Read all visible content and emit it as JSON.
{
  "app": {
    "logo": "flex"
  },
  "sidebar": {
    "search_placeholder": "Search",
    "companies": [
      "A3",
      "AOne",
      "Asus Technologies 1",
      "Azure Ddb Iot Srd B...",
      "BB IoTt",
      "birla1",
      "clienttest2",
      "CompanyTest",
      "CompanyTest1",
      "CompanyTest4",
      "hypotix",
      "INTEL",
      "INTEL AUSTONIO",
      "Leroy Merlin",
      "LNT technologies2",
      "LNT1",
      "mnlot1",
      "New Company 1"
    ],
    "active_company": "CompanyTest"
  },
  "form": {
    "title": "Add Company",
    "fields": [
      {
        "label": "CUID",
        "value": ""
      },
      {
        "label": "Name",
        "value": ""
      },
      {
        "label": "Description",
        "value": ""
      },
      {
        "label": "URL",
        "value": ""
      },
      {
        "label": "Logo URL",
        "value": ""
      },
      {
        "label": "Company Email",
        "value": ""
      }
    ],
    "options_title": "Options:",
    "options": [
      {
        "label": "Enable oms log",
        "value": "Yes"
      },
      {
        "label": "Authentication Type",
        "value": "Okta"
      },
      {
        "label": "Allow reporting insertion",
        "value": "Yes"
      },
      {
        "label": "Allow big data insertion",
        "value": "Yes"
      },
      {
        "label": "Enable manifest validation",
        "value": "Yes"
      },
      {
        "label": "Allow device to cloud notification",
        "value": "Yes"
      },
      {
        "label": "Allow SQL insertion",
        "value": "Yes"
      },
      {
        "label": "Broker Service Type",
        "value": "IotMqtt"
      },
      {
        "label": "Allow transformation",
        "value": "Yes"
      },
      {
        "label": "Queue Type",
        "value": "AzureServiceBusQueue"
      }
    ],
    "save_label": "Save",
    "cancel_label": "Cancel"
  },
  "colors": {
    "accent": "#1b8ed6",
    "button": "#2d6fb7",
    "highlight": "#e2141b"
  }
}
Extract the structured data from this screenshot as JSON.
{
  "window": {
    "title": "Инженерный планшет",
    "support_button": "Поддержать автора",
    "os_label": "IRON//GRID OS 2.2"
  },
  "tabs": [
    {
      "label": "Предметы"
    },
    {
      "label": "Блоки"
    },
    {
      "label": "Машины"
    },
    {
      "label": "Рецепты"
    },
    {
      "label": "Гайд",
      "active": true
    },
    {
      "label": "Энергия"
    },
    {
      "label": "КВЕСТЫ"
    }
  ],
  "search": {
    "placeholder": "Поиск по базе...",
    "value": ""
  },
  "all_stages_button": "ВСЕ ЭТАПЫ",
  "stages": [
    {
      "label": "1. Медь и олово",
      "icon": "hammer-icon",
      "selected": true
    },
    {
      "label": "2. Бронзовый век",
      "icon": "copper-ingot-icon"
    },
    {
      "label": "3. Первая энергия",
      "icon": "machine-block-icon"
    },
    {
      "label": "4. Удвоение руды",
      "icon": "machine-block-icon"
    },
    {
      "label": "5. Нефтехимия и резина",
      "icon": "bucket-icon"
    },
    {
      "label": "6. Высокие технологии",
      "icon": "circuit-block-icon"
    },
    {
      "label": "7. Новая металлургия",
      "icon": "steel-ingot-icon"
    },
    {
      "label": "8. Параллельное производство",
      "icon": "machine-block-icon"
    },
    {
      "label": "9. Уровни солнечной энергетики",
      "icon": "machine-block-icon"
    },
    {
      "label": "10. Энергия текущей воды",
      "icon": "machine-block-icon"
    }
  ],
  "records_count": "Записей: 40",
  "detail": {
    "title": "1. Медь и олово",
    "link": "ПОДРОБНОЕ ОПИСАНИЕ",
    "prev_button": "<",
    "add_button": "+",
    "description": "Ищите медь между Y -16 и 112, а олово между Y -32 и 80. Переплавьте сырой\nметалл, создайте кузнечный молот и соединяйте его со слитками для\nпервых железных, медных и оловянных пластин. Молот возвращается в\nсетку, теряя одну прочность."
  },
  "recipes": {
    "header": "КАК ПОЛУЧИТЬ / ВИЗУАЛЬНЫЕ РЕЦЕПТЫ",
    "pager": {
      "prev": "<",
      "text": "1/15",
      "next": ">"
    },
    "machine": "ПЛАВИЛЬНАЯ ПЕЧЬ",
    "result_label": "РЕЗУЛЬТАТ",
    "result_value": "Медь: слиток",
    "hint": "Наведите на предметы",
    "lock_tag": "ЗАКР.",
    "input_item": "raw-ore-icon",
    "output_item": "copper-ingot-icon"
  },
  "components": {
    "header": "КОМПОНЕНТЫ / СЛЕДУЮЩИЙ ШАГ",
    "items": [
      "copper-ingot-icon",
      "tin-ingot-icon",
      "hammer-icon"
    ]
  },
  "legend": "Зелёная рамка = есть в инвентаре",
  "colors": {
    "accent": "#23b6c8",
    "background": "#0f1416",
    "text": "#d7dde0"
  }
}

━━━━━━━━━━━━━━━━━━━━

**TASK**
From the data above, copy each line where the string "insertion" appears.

**FINISHED EXERCISE**
        "label": "Allow reporting insertion",
        "label": "Allow big data insertion",
        "label": "Allow SQL insertion",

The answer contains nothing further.